In the afternoon roundtable, a group of 20 artists and administrators discussed the artist selection process for LEED buildings and alternative transportation projects, led by artist and project manager Vaughn Bell with SDOT, Rebecca Ansert with the LA County Arts Commission, and again ecoartspace founder and west coast curator, Patricia Watts.

Overall the junior arts administrators (and some veteran administrators like Barbara Goldstein from San Jose who participated in the Green Room) were pleased that becoming sustainable was the thematic. And, being in Seattle we were surrounded by established public artists like Lorna Jordan, Buster Simpson, Dan Corson, and many others from the Pacific Northwest (Portland, OR) who have been creating sustainable artworks for years!
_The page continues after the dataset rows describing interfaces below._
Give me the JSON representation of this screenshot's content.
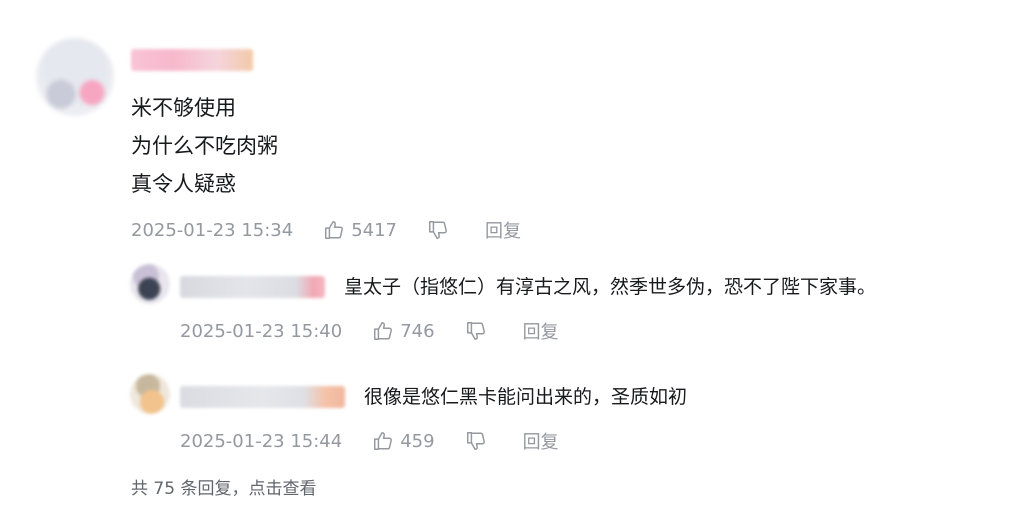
{
  "main_comment": {
    "lines": [
      "米不够使用",
      "为什么不吃肉粥",
      "真令人疑惑"
    ],
    "time": "2025-01-23 15:34",
    "like_count": "5417",
    "reply_label": "回复"
  },
  "replies": [
    {
      "text": "皇太子（指悠仁）有淳古之风，然季世多伪，恐不了陛下家事。",
      "time": "2025-01-23 15:40",
      "like_count": "746",
      "reply_label": "回复"
    },
    {
      "text": "很像是悠仁黑卡能问出来的，圣质如初",
      "time": "2025-01-23 15:44",
      "like_count": "459",
      "reply_label": "回复"
    }
  ],
  "more_replies": "共 75 条回复，点击查看",
  "colors": {
    "meta_text": "#9499a0",
    "body_text": "#18191c"
  },
  "icons": [
    "thumb-up-icon",
    "thumb-down-icon"
  ]
}
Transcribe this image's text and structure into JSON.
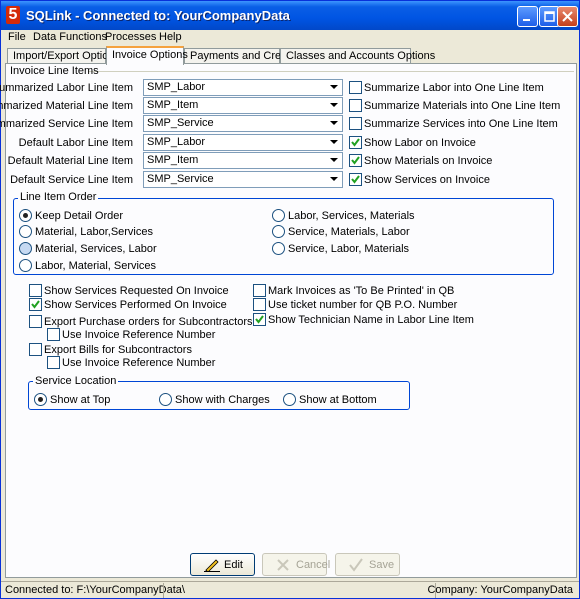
{
  "window": {
    "title": "SQLink - Connected to: YourCompanyData",
    "app_icon_glyph": "5"
  },
  "menu": [
    "File",
    "Data Functions",
    "Processes",
    "Help"
  ],
  "tabs": [
    "Import/Export Options",
    "Invoice Options",
    "Payments and Credits",
    "Classes and Accounts Options"
  ],
  "invoice_line_items": {
    "group_title": "Invoice Line Items",
    "rows": [
      {
        "label": "Summarized Labor Line Item",
        "value": "SMP_Labor",
        "check_label": "Summarize Labor into One Line Item",
        "checked": false
      },
      {
        "label": "Summarized Material Line Item",
        "value": "SMP_Item",
        "check_label": "Summarize Materials into One Line Item",
        "checked": false
      },
      {
        "label": "Summarized Service Line Item",
        "value": "SMP_Service",
        "check_label": "Summarize Services into One Line Item",
        "checked": false
      },
      {
        "label": "Default Labor Line Item",
        "value": "SMP_Labor",
        "check_label": "Show Labor on Invoice",
        "checked": true
      },
      {
        "label": "Default Material Line Item",
        "value": "SMP_Item",
        "check_label": "Show Materials on Invoice",
        "checked": true
      },
      {
        "label": "Default Service Line Item",
        "value": "SMP_Service",
        "check_label": "Show Services on Invoice",
        "checked": true
      }
    ]
  },
  "line_item_order": {
    "group_title": "Line Item Order",
    "options": [
      {
        "label": "Keep Detail Order",
        "selected": true
      },
      {
        "label": "Material, Labor,Services",
        "selected": false
      },
      {
        "label": "Material, Services, Labor",
        "selected": false
      },
      {
        "label": "Labor, Material, Services",
        "selected": false
      },
      {
        "label": "Labor, Services, Materials",
        "selected": false
      },
      {
        "label": "Service, Materials, Labor",
        "selected": false
      },
      {
        "label": "Service, Labor, Materials",
        "selected": false
      }
    ]
  },
  "options_left": [
    {
      "label": "Show Services Requested On Invoice",
      "checked": false
    },
    {
      "label": "Show Services Performed On Invoice",
      "checked": true
    },
    {
      "label": "Export Purchase orders for Subcontractors",
      "checked": false
    },
    {
      "label": "Use Invoice Reference Number",
      "checked": false
    },
    {
      "label": "Export Bills for Subcontractors",
      "checked": false
    },
    {
      "label": "Use Invoice Reference Number",
      "checked": false
    }
  ],
  "options_right": [
    {
      "label": "Mark Invoices as 'To Be Printed' in QB",
      "checked": false
    },
    {
      "label": "Use ticket number for QB P.O. Number",
      "checked": false
    },
    {
      "label": "Show Technician Name in Labor Line Item",
      "checked": true
    }
  ],
  "service_location": {
    "group_title": "Service Location",
    "options": [
      {
        "label": "Show at Top",
        "selected": true
      },
      {
        "label": "Show with Charges",
        "selected": false
      },
      {
        "label": "Show at Bottom",
        "selected": false
      }
    ]
  },
  "buttons": {
    "edit": "Edit",
    "cancel": "Cancel",
    "save": "Save"
  },
  "status": {
    "connected": "Connected to: F:\\YourCompanyData\\",
    "company": "Company: YourCompanyData"
  }
}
However, the general feeling by most public artists was a real concern that if arts administrators are interested in greening everything from the selection process to what materials are being used to create works, that the focus is being taken off of the art. Many artists feel there are already so many limitations to doing public art that if they have to work in this theme or only use recycled materials, that they are not really creating ART. This is obviously debatable.

As of recent, funding has become stalled on many public art projects nationwide and everyone is sitting/waiting for stimulus funding to feed public art projects through transportation and water infrastructure projects. Public art programs that have already established an interest and built relationships with Environmental Services departments are poised to do some interesting projects in the coming years. A few exciting highly anticipated examples are the San Jose Water Pollution Control Plant, Brightwater Wastewater Treatment Facility, and the City of Ventura’s Harbor Wetland’s Project. And, in Canada, A Public Art Plan for the Expressive Potential of Utility Infrastructure.

In summary, it appears the time for public art that addresses environmental issues has finally arrived and artists who have been doing ecological art or sustainable art will have a better leg to stand on when applying for these more integrated and functional projects. Let’s keep our finger’s crossed. And, give special thanks to artists like Buster Simpson who won this year’s Public Art Award and who paved the way for all of us.

Go to EcoArtSpace